| Activity |
Where a line in the records holds "Progetto", count it once; return only the final number.

| Input material |
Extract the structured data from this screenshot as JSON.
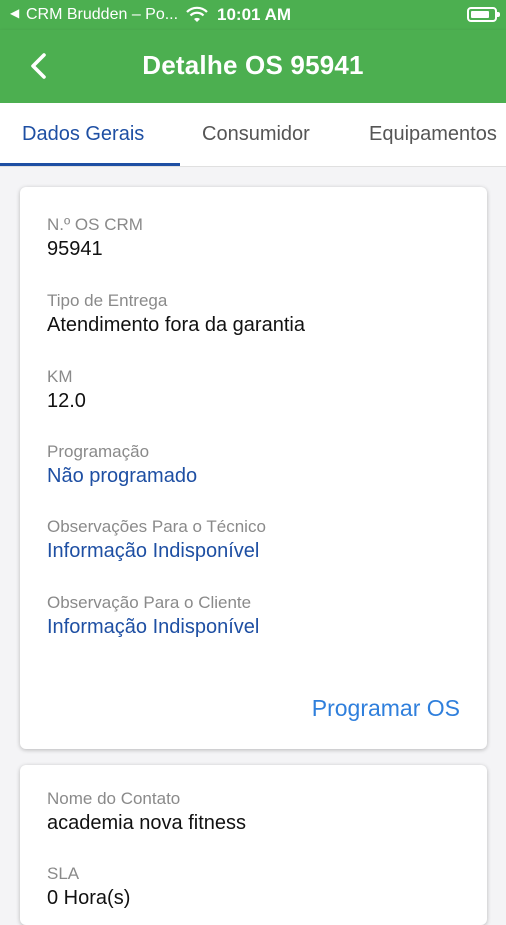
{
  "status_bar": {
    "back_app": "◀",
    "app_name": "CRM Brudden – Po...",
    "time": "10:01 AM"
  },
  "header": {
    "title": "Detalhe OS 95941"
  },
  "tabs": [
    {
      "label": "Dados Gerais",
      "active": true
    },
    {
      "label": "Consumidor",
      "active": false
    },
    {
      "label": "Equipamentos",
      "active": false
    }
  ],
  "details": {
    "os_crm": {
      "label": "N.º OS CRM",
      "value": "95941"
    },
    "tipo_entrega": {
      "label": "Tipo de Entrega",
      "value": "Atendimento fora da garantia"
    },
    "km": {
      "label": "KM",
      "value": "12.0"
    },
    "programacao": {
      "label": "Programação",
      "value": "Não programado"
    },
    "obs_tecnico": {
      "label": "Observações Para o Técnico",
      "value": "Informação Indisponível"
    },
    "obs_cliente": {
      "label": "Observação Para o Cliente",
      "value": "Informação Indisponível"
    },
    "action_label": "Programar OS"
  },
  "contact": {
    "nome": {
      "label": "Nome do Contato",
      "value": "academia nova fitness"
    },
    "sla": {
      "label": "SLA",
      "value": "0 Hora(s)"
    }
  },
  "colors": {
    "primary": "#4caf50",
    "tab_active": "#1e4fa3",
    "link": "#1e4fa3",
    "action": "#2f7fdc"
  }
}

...

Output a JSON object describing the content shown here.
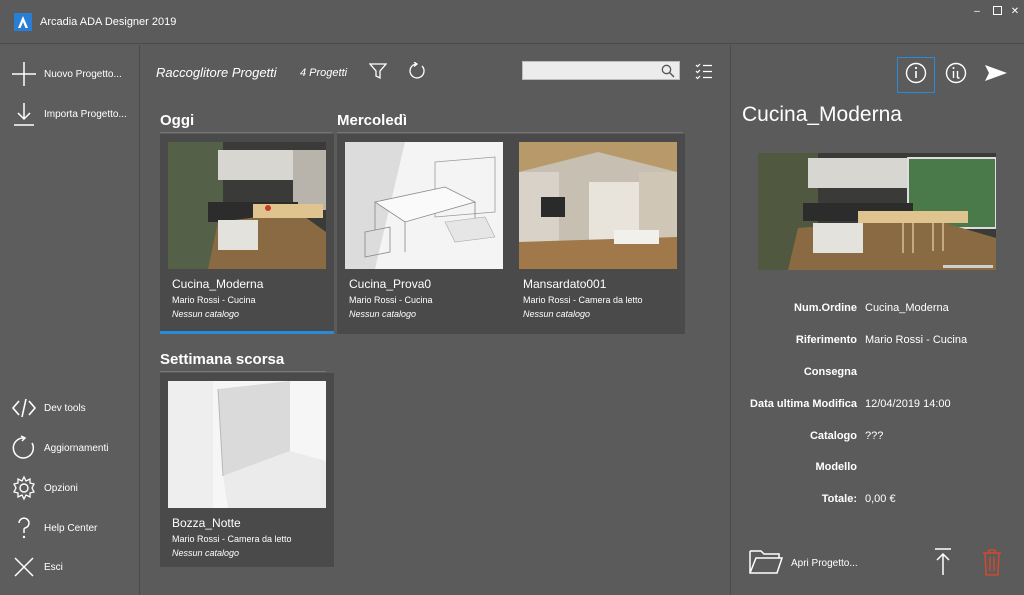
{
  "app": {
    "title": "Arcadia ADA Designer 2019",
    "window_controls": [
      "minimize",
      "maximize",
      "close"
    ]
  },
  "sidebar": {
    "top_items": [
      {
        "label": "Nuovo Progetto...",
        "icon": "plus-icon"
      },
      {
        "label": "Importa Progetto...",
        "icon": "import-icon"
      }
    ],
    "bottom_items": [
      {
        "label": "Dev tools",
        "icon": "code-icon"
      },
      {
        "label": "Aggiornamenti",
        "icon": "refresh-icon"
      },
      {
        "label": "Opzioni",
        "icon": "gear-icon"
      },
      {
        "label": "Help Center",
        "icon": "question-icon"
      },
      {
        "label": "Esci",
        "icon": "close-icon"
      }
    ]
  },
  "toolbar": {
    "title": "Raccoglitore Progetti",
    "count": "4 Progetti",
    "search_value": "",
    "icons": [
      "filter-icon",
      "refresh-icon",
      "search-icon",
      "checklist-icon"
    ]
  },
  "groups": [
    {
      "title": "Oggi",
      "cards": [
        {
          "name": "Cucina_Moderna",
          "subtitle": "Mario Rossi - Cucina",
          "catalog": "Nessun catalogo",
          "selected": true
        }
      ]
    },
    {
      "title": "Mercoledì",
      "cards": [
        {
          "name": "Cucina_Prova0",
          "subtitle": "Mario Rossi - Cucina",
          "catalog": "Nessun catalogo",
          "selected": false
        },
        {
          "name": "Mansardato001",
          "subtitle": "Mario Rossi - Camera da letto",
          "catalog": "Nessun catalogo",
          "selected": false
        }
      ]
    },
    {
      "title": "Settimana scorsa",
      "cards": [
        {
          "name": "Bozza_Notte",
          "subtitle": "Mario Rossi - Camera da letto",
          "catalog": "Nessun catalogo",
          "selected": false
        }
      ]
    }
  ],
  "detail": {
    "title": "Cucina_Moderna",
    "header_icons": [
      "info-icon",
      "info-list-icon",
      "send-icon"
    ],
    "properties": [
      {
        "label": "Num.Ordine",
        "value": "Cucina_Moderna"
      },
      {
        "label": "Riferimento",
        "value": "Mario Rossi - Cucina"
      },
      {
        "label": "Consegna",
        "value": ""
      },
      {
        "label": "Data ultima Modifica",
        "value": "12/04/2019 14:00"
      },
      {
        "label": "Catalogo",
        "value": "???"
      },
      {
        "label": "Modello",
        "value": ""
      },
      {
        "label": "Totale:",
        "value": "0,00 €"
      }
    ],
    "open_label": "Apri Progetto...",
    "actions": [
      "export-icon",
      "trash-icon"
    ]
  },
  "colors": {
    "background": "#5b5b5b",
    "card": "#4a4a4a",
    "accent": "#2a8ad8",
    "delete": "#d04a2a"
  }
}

| The answer |
3